Maybe he finds another landing spot here. Maybe he doesn't.
Either way, I couldn't care less.
Last one out, turn out the lights
OK, here's the score over at ASU a few weeks into the Todd Graham Era:
•The quarterback (Brock Osweiler) is evacuating for the NFL after only 15 college football starts in hopes of being a third-round pick - despite cautions from many that, despite throwing for 4,000 yards in 2011, another year of seasoning would be the intelligent move. With a new coach, new coordinator and new system - and an ASU team not expected to be as good as last year's underachieving bunch - I can understand the decision.
•The leading rusher (Cameron Marshall) is reportedly considering the NFL as well. That would hurt.
•The best pass rusher (Junior Onyeali) has been suspended indefinitely and might have a hard time seeing the field moving forward under Graham's new, infinitely tighter, player conduct code.
•Linebacker Vontaze Burfict, whose stock as a pro football player has plummeted since he exploded on the scene as a freshman, is also NFL-bound - provided he can find a team willing to roll the dice on volatile, overrated talent. What a time for the Raiders to be reeling in their standards, eh, ‘Taze?
Add in the recruits that jumped ship, and it's not the best first month. And when you're talking about Coach Graham, you measure success in months.
•The Suns decision to bring in Michael Redd might be their best move of the off-season. Of course, you didn't have to go far to beat Shannon Brown and Sebastian Telfair on the acquisition list. If Redd can run and shoot straight, and Markieff Morris continues to develop, the Suns will be OK once their grumpy old men play themselves into shape.
•I feel for Tim Tebow because the media and fans have hyped the kid to such incredible heights that even a decent quarterback - which he's not - would pass out from oxygen deprivation. Now he's playing a first-round playoff game against the most experienced, playoff-savvy team in the NFL and if he loses, John Elway and the Bronco brass will be waiting outside the dressing room door with a broom.
Save that "Saturday Night Live," clip, Timmy. The grandkids will never believe.
As of Friday, so here are playoff picks for Wild Card Weekend:
•Texans 23, Bengals 17: Cincinnati is good. Good enough to win. But home field and the Texans defense is too much to overcome, even with T.J. Yates at the helm.
•Saints 37, Lions 21: There won't be a Seattle-like letdown for this one. The Saints in the Superdome are a lock. The Lions can score, but they can't stop Drew Brees.
•Falcons 24, Giants 16: A lot of people see the Giants as a dark horse in the playoffs. I see them as a team that might not even belong. Matt Ryan finally breaks through in the postseason.
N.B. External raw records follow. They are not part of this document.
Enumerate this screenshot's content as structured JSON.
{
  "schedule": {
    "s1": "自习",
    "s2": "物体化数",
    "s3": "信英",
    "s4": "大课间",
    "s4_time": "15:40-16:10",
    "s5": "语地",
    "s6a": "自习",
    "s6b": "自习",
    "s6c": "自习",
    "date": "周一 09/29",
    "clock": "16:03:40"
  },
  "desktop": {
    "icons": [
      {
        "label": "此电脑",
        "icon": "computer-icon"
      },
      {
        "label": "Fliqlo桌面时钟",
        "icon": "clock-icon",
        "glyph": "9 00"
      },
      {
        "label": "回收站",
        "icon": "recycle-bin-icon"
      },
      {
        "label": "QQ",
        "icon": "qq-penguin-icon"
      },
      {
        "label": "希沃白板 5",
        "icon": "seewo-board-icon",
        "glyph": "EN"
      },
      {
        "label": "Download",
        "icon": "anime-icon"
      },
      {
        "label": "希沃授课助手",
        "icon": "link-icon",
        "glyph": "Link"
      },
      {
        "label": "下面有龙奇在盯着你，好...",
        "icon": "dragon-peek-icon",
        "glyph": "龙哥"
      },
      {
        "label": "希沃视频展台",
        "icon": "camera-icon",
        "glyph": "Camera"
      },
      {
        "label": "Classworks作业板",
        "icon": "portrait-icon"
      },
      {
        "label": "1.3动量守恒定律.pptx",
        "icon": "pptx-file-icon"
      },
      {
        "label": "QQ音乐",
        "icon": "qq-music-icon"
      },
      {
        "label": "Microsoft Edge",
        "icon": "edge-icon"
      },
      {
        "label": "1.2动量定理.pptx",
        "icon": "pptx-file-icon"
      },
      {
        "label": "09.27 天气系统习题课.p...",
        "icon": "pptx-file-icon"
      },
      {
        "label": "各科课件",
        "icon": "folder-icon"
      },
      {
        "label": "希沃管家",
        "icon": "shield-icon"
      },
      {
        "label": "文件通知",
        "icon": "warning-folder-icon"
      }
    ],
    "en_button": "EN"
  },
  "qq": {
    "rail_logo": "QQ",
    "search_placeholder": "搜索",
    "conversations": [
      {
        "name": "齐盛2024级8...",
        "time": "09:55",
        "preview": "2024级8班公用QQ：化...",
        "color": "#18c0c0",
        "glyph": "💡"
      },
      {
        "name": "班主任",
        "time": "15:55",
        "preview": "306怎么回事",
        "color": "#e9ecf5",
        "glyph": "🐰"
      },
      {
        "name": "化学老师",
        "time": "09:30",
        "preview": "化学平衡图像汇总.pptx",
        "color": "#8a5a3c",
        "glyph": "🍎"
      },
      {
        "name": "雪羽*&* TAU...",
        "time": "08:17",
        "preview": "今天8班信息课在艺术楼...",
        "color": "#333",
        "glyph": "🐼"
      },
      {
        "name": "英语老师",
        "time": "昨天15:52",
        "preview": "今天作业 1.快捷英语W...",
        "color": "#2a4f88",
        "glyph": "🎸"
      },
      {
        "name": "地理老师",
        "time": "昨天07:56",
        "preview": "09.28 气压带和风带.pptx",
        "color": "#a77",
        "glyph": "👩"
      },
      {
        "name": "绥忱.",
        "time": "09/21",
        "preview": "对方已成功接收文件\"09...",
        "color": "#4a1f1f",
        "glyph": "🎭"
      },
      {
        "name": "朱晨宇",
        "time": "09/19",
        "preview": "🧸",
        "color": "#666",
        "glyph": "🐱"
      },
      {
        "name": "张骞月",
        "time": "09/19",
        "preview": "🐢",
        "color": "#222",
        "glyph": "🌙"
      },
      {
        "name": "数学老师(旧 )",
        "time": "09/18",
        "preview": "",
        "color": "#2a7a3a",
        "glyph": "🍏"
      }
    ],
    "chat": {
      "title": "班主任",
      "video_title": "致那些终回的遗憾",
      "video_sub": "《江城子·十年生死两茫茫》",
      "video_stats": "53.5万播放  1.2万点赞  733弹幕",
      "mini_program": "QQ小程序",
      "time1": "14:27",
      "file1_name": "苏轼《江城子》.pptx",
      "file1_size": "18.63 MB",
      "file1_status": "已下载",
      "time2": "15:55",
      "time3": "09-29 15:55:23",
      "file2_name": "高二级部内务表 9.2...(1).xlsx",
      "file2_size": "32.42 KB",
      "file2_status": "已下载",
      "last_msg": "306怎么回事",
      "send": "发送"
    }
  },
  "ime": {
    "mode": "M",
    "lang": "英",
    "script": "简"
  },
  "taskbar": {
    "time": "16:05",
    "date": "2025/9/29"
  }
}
•Steelers 17, Broncos 7: Pittsburgh is so beat up, but they are also used to playing with what they have. Even with half a quarterback and a backup running back, they will piece together enough to end the Tim Tebow Era in Denver.
• Jerry Brown is a contributing columnist who appears every Sunday in the Tribune. He can be reached at email@example.com